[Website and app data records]
Segment Open
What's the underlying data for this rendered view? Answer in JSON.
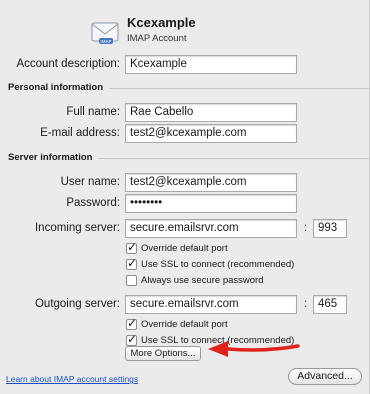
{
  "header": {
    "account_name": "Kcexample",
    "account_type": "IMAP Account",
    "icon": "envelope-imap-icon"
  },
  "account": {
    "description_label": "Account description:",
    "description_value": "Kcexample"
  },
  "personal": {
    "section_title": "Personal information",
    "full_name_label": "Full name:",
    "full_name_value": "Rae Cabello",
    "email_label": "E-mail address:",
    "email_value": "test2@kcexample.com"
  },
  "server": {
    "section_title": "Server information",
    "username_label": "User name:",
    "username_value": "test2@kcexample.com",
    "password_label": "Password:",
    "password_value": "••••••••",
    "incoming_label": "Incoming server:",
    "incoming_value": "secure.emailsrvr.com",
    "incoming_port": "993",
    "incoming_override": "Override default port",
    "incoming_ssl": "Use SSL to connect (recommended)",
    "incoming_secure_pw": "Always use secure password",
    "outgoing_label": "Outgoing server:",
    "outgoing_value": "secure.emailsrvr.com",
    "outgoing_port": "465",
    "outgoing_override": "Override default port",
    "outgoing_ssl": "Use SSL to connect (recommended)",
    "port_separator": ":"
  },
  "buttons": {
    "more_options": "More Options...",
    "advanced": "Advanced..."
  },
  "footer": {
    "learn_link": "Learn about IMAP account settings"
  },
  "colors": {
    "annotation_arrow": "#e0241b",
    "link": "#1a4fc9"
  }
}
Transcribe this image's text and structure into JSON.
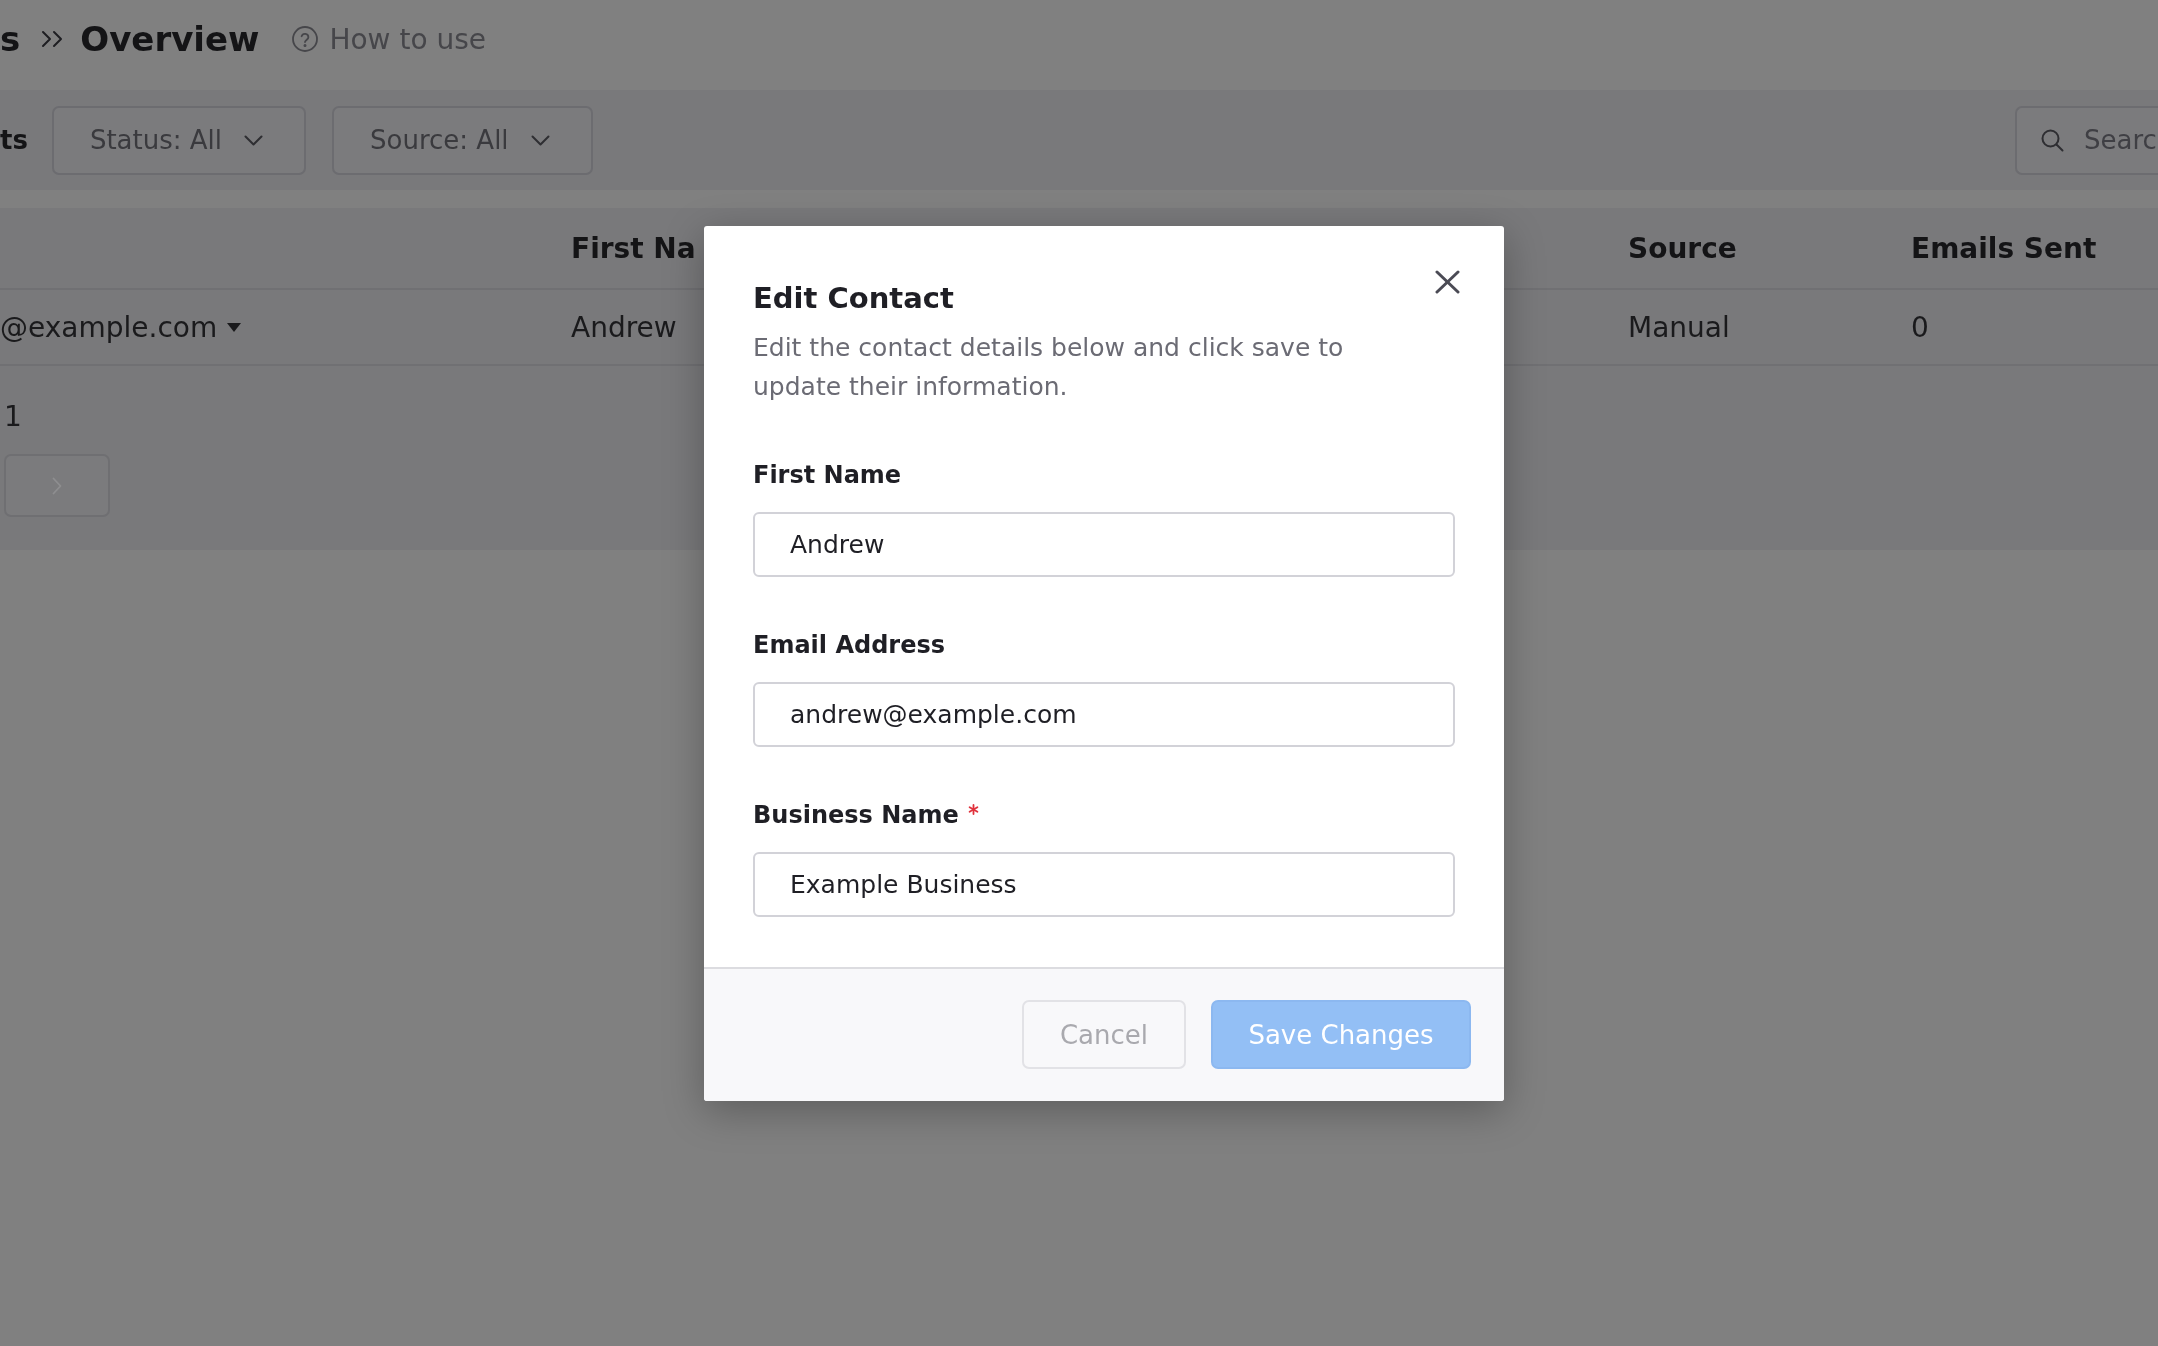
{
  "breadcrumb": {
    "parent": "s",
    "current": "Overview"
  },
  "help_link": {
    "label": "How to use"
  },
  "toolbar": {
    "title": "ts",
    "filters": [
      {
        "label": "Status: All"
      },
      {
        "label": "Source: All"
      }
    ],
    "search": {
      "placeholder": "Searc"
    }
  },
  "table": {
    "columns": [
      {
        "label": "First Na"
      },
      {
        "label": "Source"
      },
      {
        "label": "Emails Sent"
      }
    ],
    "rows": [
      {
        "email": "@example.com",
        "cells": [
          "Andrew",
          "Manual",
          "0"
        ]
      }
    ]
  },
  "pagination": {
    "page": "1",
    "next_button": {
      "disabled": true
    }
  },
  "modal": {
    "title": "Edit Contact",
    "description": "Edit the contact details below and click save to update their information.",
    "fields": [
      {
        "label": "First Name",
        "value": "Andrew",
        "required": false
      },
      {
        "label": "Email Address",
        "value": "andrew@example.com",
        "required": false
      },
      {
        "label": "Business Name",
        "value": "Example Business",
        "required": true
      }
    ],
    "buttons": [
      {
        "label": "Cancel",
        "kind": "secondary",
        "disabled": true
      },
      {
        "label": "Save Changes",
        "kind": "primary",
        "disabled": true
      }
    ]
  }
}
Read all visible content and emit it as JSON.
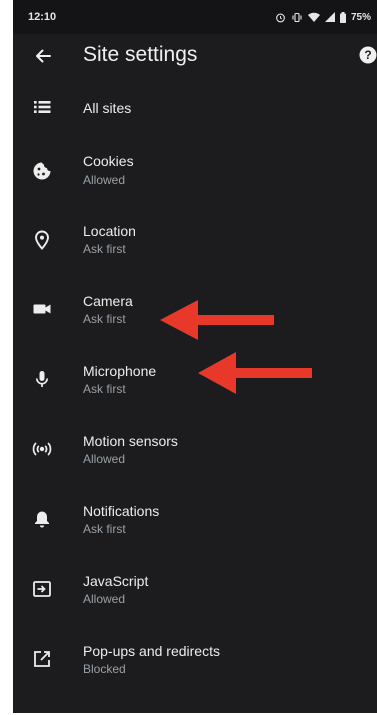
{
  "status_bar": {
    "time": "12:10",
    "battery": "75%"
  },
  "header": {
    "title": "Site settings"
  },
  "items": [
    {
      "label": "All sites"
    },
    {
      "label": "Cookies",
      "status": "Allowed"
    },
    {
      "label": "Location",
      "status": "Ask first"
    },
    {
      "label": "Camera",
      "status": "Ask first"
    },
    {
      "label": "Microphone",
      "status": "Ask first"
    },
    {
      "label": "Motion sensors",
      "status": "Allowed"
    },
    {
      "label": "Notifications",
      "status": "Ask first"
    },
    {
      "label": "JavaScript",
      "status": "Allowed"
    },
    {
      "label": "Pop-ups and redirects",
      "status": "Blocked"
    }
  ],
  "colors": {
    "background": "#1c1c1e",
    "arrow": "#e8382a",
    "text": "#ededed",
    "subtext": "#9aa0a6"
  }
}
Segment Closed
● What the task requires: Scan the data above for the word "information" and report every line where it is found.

● Result:
    "section_title": "Personal information",
    "section_title": "Server information",
    "description": "Edit the contact details below and click save to update their information.",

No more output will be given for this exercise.